You might think it’s someone’s job to clean up in the aftermath of car accidents, but it’s not. Yes, the city knows about the debris. After all, its first responders, EMTs and police are often the first to be notified when there’s a traffic incident. The insurance companies know, too. But often the detritus of these unfortunate events are left right where they landed. This is one of the many things I notice that most people don’t because I choose to commute on foot, by bicycle and via city bus.
In 2017, Hurricane Matthew took down a large oak tree along my daily route. Someone chainsawed the tree and piled the pieces it so close to the road, it obscured visibility at the intersection, causing a major accident. The cars involved were towed immediately, debris remained in the street, on the sidewalk and in the homeowner’s yard, where one of the vehicles ended up. There was also a heap of broken glass near the curb. For weeks afterward, as I crested the hill on my bicycle, I could see the glass shimmering in the afternoon sunlight. I noticed the heap got smaller and smaller as time passed. At first I was mystified, then I realized it was being blown all over the neighborhood.
I also noticed coins strewn in the same area. Though it is instinctual to pick up quarters and dimes, I am careful not to do so in these accident zones. I am not religious, nor am I particularly spiritual, but I am superstitious, and I do not want a dead man’s money jingling in my pocket.
All this wreckage does serve a purpose for some of us. It can serve as a warning to be on guard or become road-kill. From the I-10 exit south to the Roosevelt Boulevard Bridge, U.S. Highway 17 is as likely a place to die as anywhere else, whether you’re a motorist, cyclist or pedestrian. Cars are traveling at speeds that vary greatly, some in excess of 55 mph while others are attempting to merge from a dead stop. Making matters worse, Roosevelt Boulevard has a lot of curves and bends, reducing visibility. I have seen the aftermath of two wrecks at Roosevelt and Wabash. Once I was so close, I heard the impact. Wrecks always sound the same: a screech of tires, then that unmistakable crunch followed by an eerie silence and, eventually, sirens. A few days later, you might notice a cross or a bouquet of flowers or a teddy bear near the site.
I travel up that stretch of road nearly every day, and it’s not unusual to find chunks of bumper, shards of mirror and glass, even hood ornaments (I’ve started a collection). Though this stretch of road has signs that implore motorists to “share the road,” you’d have to be suicidal to ride your bike there—even where “bike lanes” suddenly appear. The sidewalk is uneven and cracked, and offers little safety.
Based on my encounters with everyone from cops to motorists to bus drivers, a dismissive attitude toward pedestrians and cyclists is all too common. My experience suggests that drivers even make distinctions about how to treat pedestrians and cyclists based on their socio-economic status. If someone is obviously out for a walk with their dog, for instance, drivers afford them more status than someone who is shabbily dressed and carrying a backpack. In other words, if you commute on foot or bicycle, you’re seen as a lesser person than someone who has a car but is outside for recreation.

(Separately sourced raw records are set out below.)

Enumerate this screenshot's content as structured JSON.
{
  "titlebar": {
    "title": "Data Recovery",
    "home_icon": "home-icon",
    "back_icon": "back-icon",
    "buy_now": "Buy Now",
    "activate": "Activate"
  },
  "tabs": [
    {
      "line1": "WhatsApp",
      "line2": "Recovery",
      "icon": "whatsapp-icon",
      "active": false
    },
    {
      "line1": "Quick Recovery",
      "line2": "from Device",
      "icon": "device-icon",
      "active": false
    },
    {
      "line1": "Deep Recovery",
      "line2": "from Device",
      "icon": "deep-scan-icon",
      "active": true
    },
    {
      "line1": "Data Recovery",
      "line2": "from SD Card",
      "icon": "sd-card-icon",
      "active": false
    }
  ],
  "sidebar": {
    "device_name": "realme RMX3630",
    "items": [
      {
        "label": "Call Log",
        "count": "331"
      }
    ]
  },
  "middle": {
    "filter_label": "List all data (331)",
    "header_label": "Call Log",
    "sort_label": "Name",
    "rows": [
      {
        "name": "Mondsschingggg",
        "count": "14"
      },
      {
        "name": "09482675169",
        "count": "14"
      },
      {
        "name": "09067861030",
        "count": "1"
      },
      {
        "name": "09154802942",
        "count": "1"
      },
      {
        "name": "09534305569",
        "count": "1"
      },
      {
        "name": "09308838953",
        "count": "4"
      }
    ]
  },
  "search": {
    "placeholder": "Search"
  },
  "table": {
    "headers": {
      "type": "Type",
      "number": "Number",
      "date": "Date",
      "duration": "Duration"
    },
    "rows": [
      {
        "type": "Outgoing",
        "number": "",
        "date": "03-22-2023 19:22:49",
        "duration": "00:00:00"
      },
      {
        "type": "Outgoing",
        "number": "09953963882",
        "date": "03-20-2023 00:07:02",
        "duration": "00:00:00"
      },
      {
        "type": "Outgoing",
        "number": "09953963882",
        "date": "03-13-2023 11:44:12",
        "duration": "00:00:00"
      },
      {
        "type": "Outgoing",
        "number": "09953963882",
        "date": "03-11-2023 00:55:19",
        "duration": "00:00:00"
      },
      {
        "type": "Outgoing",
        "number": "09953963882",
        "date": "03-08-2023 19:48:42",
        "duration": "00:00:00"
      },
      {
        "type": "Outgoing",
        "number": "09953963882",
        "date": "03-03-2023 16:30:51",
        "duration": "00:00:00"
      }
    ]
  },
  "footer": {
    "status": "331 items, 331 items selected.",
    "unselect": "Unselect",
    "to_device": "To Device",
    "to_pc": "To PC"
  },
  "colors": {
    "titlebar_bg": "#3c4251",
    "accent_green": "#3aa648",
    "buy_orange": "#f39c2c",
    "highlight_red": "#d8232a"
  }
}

About a year ago, while riding my bike, I was struck by a motorist who was distracted by his cell phone. My prized vintage bicycle was ruined, my ribs were bruised and my shoulder was injured. (It still hasn’t fully healed.) I called the police and, despite the fact that the guy admitted it was his fault, the cop did not write him a ticket.
It would seem that for pedestrians and cyclists, it’s a lose-lose situation. Half the people don’t see you, and the other half consider you a cockroach. My advice for motorists: slow it down a bit. My advice for cyclists and pedestrians: avoid intersections where you often see accident debris. As to whether or not you should pick up any loose change you find scattered on the pavement in those danger zones, you’re on your own.
Mongar, a full-time student attending Florida State College at Jacksonville, is a part-time social critic.